### GIVEN DATA

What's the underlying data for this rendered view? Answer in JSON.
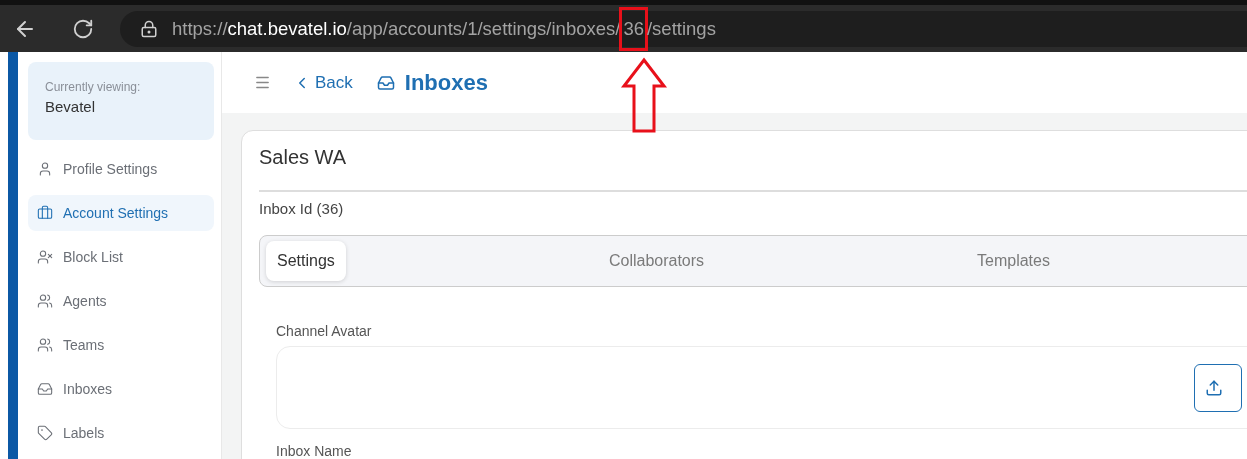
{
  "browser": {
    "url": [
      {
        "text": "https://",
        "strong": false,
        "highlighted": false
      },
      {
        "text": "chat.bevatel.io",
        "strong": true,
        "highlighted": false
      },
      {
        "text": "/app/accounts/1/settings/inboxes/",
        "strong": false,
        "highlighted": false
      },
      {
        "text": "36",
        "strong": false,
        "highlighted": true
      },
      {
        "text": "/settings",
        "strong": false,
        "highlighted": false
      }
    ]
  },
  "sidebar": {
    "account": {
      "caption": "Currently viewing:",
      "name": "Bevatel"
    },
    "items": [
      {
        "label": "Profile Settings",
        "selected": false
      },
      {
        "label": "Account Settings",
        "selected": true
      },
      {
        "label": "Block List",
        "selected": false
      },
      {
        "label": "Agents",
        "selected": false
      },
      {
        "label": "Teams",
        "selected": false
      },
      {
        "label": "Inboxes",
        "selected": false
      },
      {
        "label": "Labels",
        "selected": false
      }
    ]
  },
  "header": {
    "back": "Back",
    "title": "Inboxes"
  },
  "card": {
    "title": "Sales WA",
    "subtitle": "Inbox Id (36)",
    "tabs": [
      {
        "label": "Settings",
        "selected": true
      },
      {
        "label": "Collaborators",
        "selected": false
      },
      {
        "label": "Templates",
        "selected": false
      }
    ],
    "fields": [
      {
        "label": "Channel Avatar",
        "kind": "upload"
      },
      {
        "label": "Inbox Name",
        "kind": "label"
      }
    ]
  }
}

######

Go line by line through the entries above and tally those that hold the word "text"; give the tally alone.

5